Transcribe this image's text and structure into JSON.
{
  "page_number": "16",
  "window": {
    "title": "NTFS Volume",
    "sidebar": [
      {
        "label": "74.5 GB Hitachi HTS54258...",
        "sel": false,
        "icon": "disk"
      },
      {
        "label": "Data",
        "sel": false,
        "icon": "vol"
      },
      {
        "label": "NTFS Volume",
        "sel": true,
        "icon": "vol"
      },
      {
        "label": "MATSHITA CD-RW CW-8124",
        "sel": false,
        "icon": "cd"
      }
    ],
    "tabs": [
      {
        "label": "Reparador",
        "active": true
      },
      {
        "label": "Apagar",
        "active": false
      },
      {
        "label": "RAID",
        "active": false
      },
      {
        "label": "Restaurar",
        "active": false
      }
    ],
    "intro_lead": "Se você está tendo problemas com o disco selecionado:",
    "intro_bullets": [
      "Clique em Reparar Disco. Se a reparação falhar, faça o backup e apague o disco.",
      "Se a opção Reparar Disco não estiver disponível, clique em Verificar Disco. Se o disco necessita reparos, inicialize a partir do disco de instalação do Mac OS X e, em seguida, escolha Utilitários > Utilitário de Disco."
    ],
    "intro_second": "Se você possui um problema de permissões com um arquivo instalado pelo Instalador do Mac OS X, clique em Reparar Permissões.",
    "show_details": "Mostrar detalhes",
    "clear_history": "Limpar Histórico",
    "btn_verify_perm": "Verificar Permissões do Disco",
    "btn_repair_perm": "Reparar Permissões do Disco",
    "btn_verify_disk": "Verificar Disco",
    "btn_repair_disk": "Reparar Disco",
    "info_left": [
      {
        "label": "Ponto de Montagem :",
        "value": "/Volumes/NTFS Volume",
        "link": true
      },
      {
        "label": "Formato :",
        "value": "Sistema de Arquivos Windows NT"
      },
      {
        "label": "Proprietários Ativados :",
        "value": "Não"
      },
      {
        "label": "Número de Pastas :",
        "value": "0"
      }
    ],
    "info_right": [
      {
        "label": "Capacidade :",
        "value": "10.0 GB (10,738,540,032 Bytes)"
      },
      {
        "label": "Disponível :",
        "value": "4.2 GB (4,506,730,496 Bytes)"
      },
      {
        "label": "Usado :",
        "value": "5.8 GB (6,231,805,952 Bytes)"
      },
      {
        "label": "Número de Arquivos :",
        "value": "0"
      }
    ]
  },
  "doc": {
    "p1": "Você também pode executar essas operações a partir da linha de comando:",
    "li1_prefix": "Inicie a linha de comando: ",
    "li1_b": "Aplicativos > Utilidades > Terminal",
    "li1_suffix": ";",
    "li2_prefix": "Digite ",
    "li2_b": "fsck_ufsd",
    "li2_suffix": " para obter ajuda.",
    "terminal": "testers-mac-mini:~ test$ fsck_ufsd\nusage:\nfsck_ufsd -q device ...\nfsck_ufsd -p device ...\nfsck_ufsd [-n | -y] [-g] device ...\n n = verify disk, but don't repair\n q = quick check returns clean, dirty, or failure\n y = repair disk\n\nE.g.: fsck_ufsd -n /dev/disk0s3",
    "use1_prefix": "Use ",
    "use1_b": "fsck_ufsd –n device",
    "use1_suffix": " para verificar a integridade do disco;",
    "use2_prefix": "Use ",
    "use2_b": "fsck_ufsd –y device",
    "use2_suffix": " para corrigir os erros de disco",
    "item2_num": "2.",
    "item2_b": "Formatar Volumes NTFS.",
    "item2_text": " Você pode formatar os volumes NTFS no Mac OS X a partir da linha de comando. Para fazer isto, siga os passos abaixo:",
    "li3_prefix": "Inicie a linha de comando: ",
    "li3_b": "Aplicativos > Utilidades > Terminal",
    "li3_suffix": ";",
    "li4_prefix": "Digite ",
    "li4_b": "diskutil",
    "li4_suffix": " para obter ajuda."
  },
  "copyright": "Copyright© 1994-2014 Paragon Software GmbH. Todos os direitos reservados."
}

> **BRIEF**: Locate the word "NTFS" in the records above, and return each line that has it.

> **TASK RESULT**:
    "title": "NTFS Volume",
        "label": "NTFS Volume",
        "value": "/Volumes/NTFS Volume",
    "item2_b": "Formatar Volumes NTFS.",
    "item2_text": " Você pode formatar os volumes NTFS no Mac OS X a partir da linha de comando. Para fazer isto, siga os passos abaixo:",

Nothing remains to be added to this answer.